#### [Problem details]
Below are the records; count the lines in which "Quality" occurs and report only that number.

====== Material shown

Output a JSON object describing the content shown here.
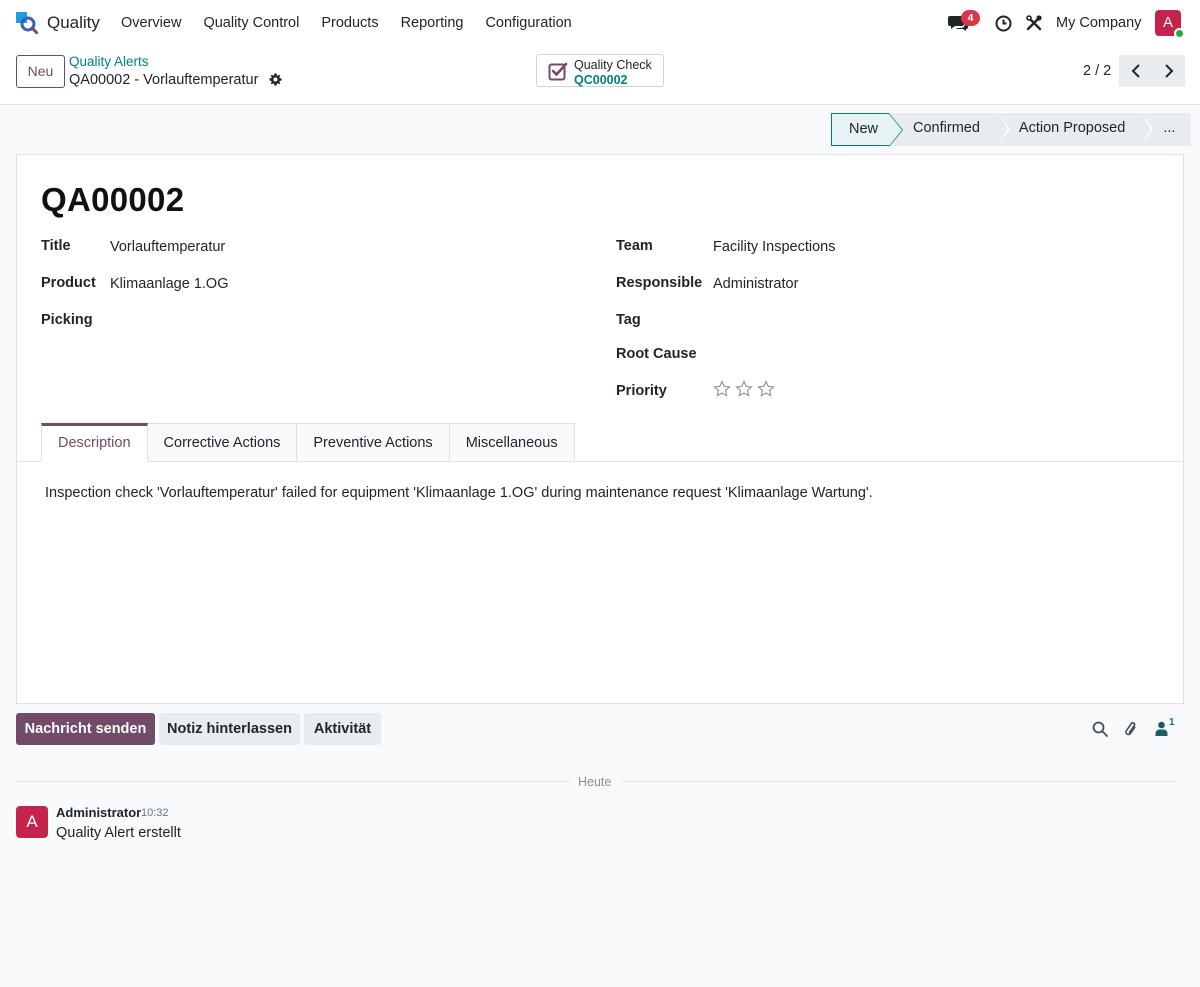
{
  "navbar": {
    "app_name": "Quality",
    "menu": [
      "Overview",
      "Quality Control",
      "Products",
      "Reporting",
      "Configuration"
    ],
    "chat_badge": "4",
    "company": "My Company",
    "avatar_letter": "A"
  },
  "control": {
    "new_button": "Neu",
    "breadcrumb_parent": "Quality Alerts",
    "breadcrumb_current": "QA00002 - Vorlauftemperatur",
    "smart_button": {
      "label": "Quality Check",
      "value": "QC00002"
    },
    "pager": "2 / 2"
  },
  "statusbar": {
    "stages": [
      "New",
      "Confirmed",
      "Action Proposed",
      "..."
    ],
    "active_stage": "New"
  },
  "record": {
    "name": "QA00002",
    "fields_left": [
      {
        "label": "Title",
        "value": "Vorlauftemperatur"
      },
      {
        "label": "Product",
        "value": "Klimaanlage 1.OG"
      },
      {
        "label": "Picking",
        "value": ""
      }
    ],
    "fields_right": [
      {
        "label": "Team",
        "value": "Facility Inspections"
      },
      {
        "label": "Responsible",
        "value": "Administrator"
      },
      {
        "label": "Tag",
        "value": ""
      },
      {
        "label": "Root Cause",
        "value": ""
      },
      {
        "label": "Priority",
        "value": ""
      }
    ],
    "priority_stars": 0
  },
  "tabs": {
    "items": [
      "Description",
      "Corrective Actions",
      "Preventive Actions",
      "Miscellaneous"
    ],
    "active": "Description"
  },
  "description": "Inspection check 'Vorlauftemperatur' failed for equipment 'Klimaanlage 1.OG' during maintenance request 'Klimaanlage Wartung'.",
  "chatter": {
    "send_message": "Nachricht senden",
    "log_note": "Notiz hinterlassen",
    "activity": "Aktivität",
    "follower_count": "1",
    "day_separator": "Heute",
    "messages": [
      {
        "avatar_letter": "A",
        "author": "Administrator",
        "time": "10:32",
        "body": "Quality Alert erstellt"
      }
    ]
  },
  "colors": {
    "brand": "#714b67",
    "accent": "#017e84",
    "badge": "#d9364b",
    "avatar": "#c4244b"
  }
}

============
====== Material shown

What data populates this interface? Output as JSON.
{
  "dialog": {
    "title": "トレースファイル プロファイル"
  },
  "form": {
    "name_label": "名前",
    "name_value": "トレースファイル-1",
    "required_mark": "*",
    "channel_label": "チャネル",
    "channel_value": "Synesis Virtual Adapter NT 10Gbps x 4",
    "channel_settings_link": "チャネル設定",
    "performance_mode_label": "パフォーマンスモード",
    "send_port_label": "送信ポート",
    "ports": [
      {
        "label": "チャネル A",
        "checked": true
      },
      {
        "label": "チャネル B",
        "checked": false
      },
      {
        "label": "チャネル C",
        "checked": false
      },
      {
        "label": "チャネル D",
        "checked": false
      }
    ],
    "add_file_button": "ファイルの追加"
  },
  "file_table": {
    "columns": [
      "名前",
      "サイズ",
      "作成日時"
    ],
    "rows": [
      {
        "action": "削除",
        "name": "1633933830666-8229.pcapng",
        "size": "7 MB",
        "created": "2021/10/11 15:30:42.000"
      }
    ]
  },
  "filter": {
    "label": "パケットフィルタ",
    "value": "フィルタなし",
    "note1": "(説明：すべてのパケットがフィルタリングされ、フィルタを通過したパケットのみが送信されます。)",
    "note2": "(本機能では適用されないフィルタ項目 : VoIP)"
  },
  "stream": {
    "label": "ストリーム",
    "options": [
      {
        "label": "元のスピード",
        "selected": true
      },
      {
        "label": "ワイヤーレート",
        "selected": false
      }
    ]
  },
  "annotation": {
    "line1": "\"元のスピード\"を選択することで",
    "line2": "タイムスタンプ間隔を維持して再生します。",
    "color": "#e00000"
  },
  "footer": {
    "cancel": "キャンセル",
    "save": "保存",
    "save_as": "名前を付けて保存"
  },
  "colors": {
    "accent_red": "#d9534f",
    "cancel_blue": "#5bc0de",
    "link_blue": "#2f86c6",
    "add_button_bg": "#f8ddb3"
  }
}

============
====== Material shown

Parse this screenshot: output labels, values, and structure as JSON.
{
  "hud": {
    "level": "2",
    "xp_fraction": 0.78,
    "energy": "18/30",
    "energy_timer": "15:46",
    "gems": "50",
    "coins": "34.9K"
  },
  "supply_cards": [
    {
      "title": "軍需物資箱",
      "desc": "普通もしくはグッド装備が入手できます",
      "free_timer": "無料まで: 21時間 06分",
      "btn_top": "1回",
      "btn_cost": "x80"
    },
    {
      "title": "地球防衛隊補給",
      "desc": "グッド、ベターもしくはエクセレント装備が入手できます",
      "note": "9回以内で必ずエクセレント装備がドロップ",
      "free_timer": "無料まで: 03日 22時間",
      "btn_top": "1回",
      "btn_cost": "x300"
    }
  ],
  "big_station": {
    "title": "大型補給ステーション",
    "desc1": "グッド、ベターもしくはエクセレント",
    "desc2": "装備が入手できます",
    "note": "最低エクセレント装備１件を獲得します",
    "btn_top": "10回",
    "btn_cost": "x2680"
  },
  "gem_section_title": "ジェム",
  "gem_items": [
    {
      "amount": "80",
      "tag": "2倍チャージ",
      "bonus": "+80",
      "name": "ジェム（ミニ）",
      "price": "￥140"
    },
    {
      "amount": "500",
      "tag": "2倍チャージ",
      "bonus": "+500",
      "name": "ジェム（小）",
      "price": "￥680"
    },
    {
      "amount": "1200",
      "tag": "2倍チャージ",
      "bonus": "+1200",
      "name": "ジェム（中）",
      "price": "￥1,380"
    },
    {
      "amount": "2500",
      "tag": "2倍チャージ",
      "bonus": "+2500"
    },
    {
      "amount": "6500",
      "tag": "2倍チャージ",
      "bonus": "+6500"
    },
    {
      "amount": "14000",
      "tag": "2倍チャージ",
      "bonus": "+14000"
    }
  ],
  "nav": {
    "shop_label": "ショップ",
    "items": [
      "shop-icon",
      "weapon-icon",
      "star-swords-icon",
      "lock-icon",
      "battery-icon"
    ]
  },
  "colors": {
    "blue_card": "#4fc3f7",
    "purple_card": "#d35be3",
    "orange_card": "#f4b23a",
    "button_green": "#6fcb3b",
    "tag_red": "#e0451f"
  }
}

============

#### [Problem solution]
5